  • Eden Sound TerraStones footers

The TCHAIK 6 will debut at Rocky Mountain Audio Fest this year. Two units will be in a room hosted by Silver Circle Audio and High Fidelity Cables (another fabulous design from inventor Rick Schultz). One of the TCHAIK 6s will be in the Estelon room. Others are pending, but as word gets out, we expect demand to be great.

Cables came from two sources — Zen Sati provided some spectacular (and spectacularly priced) Seraphim speaker cables ($29,120 for 2m pair) and several sets of High Fidelity Cable interconnects ($1,600 for a 1m pair).

So, let’s talk about the sound in this room.
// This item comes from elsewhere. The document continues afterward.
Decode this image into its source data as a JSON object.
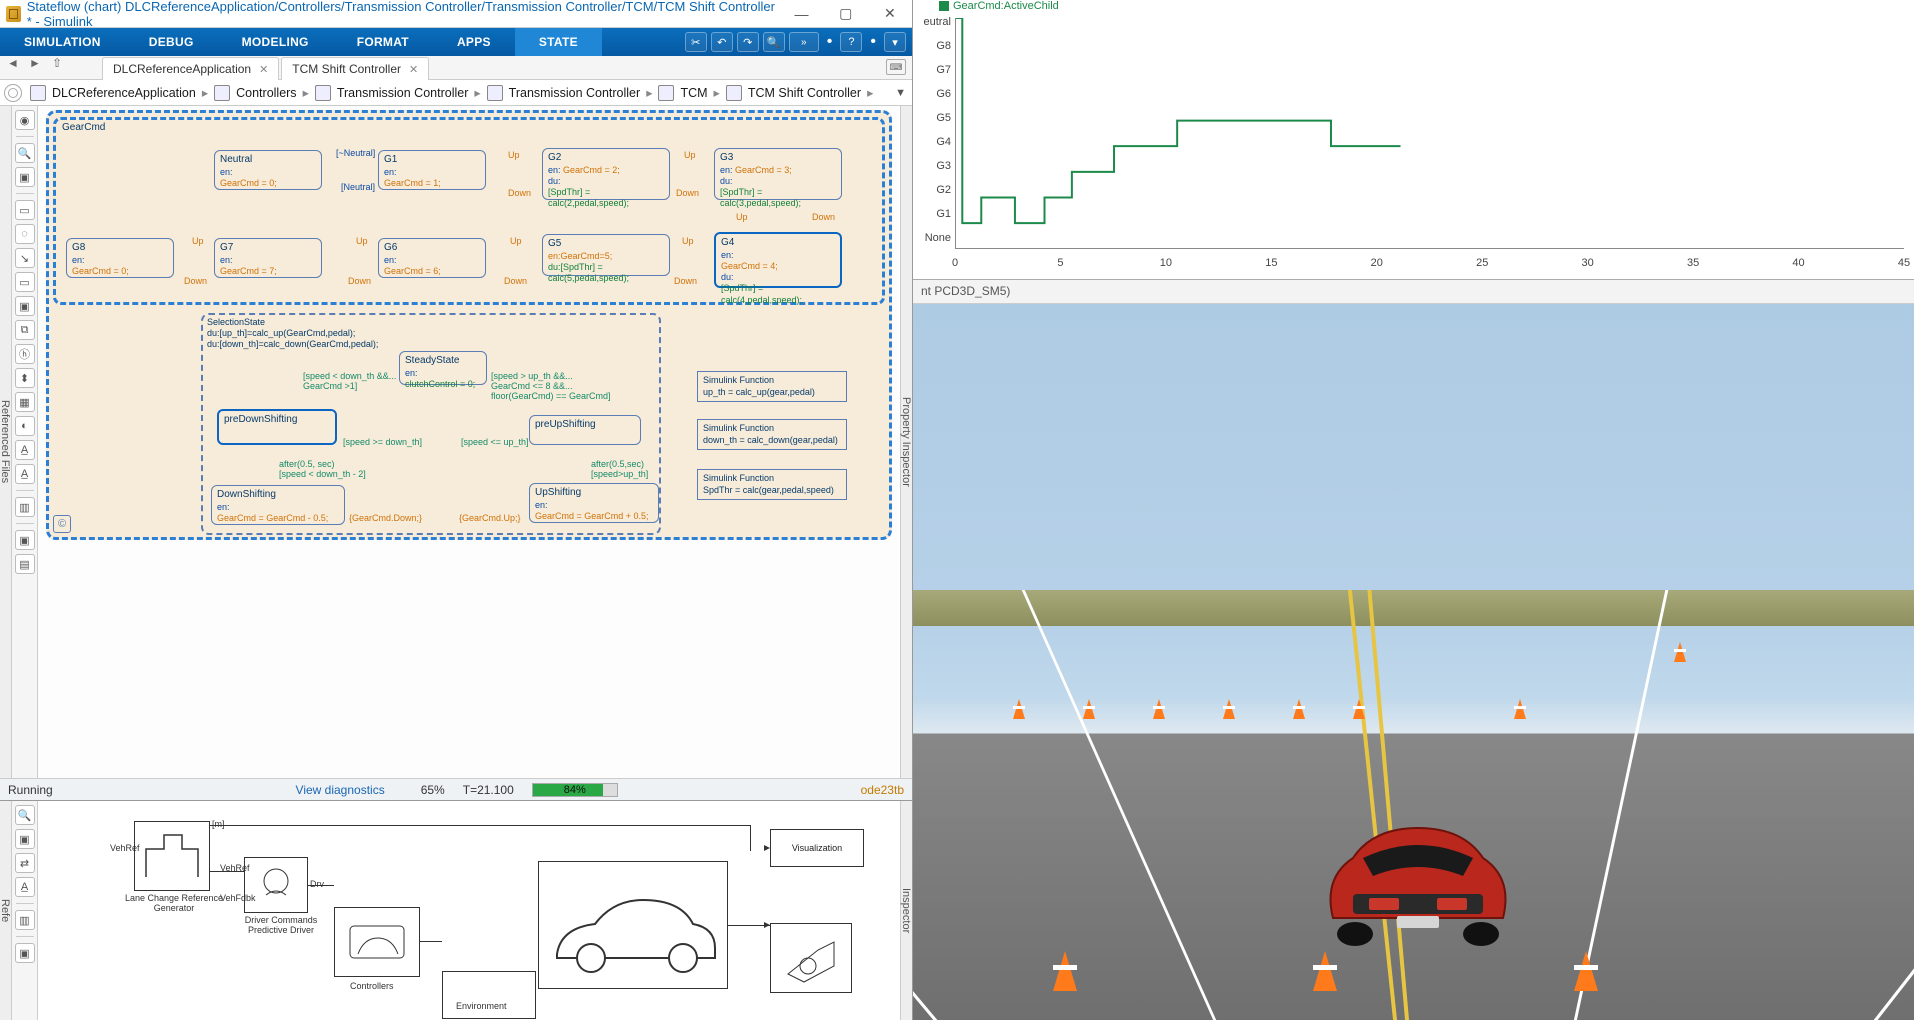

The sound was, well. Hmm. It’s almost hard to say. It was dynamic, delicate, forceful, rich, detailed, fast, yes, all that was there … but, above everything else, it was musical. I just stopped listening to, and for, the sounds. For me, all of that got unzipped, scrambled, and then, finally, discarded. It wasn’t really about that. Not here. Jeff had music in his room.

Maybe it’s the gear, maybe its just his taste in music combined with his enthusiasm and passion, or maybe it’s all those green plants Jeff stuffs in the room boosting the oxygen levels, but whatever it was, I kept coming back. And when I wasn’t there, I was comparing other rooms to that High Water sound. Expectation bias. It’s a bitch.

In my Enjoy The Music coverage, I mentioned a particular track that Jeff used to show off the dynamics of the speakers:

It was Percussion in Colors, by Sumire Yoshihara that knocked my teeth in. Long out of print, this disc is really hard to find, which is a shame because the dynamic range on this LP is incredible … the first track has this drum strike about 45 seconds in that nearly caused me to drop my camera. Freaky.

This was one of a long series of LPs that Jeff had, just lying about, ready to pull out. In fact, Jeff apparently has something like 30,000 LPs stuffed into his place up in Manhattan. A friend joked at the show, “man oh man, if Jeff would give me his seconds, my record collection would be 10 times as big as it is now — and ten times as awesome.” Next time you see Jeff at an audio show, ask him about music, if he isn’t already. His taste is all over the map, so chances are, if you’ve heard of it — Jeff owns it. Twice. And one of them is in the original mono. I’m gonna have to schedule a trip up to The City, it seems. I want to see and hear all this for myself.

And that, in itself is an interesting reaction. In a world where brick and mortar dealers are becoming a fast-fading fad, High Water Sound is a happy reminder of why some dealers are still making waves. I’ve written some nonsense that it’s all about the value a dealer can provide, but whatever your take, it’s quite clear that Jeff brings value. Piles and piles of value. Which is why there’s actually a “thing” called a High Water Sound system and customers actually tell Jeff that what they want to create a system of their own with “that High Water sound”. This sound warps folks at audio shows. It magnetizes them. It’s a hard effect to shake. Which is what it’s about. Find that magic, make that kind of mark, and you’re now in for the long haul.

Kudos to Jeff. Again. I look forward to the next show!